As he approached the end of his years, Kiarti Srifuengfung, a Chinese-Thai industrial magnate based in Bangkok, dreamed of building a monument that would enable those sharing his roots to honor the country of their ancestors within the Kingdom of Thailand. He chose the form of a burial pagoda, because in Chinese tradition, a man who has lived a noteworthy life, especially one who has gained wealth and power, has typically built such structures to provide a place where his descendants may worship, and to leave behind something of social worth. He envisioned the project also as a unique architectural legacy to the Thai country, in thanks for the opportunities it had provided him and his family.
In addition to expressing his gratitude for his Chinese and Thai heritage, Khun Kiarti’s intent was to share lessons that had enabled him to be productive, successful, and happy. His trajectory had carried him in one short generation from his humble beginnings in the village of Suphanburi, where his father was a tailor, to the heights of Asian commerce. One source of counsel which had taught him much and for which he felt thankful was The Romance of the Three Kingdoms. In it, he found tales that offered parallels to his own history.
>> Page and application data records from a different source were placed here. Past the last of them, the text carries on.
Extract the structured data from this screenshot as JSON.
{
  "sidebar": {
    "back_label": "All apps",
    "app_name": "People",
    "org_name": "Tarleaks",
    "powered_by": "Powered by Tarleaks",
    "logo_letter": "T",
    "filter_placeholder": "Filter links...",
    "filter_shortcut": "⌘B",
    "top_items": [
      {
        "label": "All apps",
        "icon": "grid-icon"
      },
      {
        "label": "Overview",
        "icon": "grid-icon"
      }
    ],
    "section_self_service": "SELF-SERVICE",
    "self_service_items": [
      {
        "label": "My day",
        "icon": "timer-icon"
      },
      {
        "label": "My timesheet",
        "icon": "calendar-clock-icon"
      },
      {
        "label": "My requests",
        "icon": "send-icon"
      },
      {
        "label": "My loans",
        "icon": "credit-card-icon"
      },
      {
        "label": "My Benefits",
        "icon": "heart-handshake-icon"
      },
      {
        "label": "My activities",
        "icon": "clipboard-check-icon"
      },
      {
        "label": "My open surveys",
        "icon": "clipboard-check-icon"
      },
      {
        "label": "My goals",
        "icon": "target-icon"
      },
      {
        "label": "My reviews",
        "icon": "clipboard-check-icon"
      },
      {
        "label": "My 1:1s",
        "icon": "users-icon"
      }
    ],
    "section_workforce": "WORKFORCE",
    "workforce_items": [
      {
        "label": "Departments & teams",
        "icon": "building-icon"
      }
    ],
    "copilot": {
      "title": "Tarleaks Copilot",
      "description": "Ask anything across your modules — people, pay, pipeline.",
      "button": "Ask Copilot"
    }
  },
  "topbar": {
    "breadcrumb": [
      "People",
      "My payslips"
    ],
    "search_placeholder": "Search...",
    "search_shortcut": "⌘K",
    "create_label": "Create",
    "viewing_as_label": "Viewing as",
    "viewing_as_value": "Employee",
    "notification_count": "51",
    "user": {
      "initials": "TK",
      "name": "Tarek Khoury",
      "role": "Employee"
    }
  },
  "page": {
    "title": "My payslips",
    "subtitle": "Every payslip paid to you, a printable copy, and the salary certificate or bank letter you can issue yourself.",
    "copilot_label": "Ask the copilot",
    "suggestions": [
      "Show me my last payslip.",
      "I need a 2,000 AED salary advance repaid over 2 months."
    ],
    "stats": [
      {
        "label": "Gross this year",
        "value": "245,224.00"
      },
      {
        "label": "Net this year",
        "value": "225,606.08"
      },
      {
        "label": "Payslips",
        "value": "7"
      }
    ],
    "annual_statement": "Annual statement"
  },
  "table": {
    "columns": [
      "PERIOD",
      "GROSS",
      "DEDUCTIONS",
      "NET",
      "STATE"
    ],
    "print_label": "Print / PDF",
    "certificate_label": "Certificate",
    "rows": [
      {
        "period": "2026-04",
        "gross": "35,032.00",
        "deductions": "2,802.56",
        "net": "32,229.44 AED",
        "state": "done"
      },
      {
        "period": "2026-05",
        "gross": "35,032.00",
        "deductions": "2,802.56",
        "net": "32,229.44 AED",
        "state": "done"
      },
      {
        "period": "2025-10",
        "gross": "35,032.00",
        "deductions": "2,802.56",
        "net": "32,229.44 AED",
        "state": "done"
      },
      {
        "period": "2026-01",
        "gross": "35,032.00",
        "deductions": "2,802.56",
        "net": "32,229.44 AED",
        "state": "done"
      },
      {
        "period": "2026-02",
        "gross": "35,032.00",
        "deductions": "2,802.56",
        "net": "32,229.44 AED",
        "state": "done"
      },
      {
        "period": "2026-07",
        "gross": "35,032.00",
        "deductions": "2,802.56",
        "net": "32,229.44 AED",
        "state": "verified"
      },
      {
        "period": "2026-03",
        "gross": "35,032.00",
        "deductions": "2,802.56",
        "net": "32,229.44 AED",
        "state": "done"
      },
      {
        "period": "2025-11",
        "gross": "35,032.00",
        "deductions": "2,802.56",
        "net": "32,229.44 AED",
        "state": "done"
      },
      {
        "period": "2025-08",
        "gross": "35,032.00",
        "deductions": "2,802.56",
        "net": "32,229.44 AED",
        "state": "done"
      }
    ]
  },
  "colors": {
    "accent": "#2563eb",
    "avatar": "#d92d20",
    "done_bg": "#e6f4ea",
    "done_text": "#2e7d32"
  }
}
After Khun Kiarti's death in 1992, his eldest son, Chaikiri Srifuengfung, on behalf of his mother, his two brothers and three sisters, and their children, made his father’s dream a reality. Out of gratitude and filial piety, Khun Chaikiri constructed three pagodas set in formal grounds, working with Archarn Tirawan Wantanothai of the Department of Fine Arts and Archarn Ronarit Dhankoses, an esteemed restoration expert with Thailand’s Bureau of Archaeology and National Museums.
It is the family’s hope that visitors will profit from the wisdom of the Three Kingdoms, whose episodes have been richly interpreted here by superb artisans, most notably in a series of interior and exterior murals in several media.
EXCERPT FROM AN OPEN LETTER TO THE DESCENDANTS OF KIARTI SRIFUENGFUNG
(engraved on the central wall of the Main Pagoda)
How are you at your time of reading this letter? I am fine except that I live on Sunset Boulevard and must prepare myself when the sun in me sets and I must journey into the unknown. I can go onwards only when I have completed what I have set out to do in this lifetime. I have done everything except for the pagoda.
My legacy to you is to last a lifetime, and your children’s’ lifetime. There is wisdom in heeding to the teachings of your ancestors. Hold my teachings to your heart and they will be your guiding light, in good as well as difficult times. You will be charged with my vibrant energy and my unending zest for life.
Where do I start? I start with the now of May 1991. The Persian Gulf war between Iraq and the Allied Forces led by the United States has ceased, while Thailand just had her martial law lifted since the February 23, 1991 coup d’etat toppled the Chartchai Choonhavan government. The National Peacekeeping Council under General Sunthorn Kongsompong and General Suchinda Kraprayoon has appointed Anand Panyarachun as the prime minister and the caretaker government until the next election. What happens in our country and in the world is very important. Stay informed because we are all interrelated in small and big ways.
In politics, have friends in high places, but do not enter politics, nor side with one party against another. I tell you this so that you will have no enemies. All the parties are working for the good of the country; that is all that is important. It’s the same for religion. All religions teach people to be good and avoid evil. Therefore say not that one religion or ideology is better than another, but give homage to all good and great leaders and allow free thinking in your home.
Thailand is a prospering country with very high economical growth in the last five years. We have become a newly industrialized country (NIC). We have also entered into the computer age as well as the age of pollution. There is a price to be paid for development and modernization. Nothing comes free-of-charge. I have created 50 or so companies and factories. In doing so, I have made many baskets that are independent and viable on their own. Do not consolidate them. Have many nests, not just one, so that if something happens to one, the others are still all-right and unaffected. In other words, do not put all your eggs in one basket.
I pass on to you a vast business empire. Take good care of this great inheritance and maintain these companies on a steady, stable, and non-risk balanced growth policy. Operate the business not on credit, but on cash according to the resources it has on hand. If you want to take risks, do it on your own money; do not take from the “Gongsie” (holding company) to do so.
The fortunes of life are uncertain. If you have extra money and your good friend is in need, lend him the money, but do not make "guarantees" for him. Along this same line, teach your children the value of money. Allow them to learn to help themselves to earn their own keep. Do not provide more than what is necessary for them. Instill in them the values of diligence, sincerity and perserverance...
...Above all be grateful to your parents and ancestors for all that you have. I would not want you to be complaining about what you do not have, like a weak person looking for excuses to continue to loaf. Work with what you have and when you have made enough, work to give it back to the society and country that gave it to you.
Good luck and have fun,
May 1991, Bangkok